About this exercise: The lines to find are those in the entries that hold the word "Rigged"; copy every one of them.

Material for this task: Begin

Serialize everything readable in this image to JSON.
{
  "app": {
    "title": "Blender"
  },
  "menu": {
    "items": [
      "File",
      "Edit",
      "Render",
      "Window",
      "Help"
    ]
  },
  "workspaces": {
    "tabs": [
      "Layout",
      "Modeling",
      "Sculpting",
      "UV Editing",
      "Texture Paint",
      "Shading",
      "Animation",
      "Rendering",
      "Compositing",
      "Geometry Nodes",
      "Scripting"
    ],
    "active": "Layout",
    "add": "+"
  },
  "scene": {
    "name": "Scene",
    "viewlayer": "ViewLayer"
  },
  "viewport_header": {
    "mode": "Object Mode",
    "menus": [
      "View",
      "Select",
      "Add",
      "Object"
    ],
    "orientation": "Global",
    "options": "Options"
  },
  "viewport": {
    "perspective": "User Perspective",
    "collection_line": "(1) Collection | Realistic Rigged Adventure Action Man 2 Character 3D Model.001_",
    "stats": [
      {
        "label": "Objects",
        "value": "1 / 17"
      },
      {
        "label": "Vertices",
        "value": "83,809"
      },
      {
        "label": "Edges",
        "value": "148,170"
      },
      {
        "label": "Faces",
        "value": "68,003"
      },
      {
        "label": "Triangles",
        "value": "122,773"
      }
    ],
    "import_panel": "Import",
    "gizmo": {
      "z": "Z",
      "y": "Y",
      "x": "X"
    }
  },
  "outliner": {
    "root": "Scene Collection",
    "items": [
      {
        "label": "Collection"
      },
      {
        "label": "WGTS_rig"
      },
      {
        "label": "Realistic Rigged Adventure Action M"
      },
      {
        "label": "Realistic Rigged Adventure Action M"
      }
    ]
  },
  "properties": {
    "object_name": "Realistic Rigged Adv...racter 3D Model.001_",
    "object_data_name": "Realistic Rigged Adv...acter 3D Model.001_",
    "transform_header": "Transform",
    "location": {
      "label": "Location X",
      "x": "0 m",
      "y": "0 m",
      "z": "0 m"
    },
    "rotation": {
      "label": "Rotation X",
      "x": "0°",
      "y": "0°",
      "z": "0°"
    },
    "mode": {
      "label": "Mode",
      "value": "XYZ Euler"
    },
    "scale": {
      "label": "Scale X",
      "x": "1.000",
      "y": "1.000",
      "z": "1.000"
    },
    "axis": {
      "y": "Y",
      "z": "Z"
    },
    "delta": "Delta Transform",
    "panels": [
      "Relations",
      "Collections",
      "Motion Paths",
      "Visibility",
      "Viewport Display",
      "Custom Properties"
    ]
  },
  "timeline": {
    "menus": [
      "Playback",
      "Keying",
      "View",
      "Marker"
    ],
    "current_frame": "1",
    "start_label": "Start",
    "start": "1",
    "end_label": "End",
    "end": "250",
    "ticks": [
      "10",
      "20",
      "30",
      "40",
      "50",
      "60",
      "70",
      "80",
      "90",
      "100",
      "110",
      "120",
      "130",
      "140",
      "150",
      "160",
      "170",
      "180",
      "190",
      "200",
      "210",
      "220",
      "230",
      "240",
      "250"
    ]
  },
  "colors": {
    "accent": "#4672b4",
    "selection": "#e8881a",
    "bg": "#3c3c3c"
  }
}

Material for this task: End

Exercise response:
    "collection_line": "(1) Collection | Realistic Rigged Adventure Action Man 2 Character 3D Model.001_",
        "label": "Realistic Rigged Adventure Action M"
        "label": "Realistic Rigged Adventure Action M"
    "object_name": "Realistic Rigged Adv...racter 3D Model.001_",
    "object_data_name": "Realistic Rigged Adv...acter 3D Model.001_",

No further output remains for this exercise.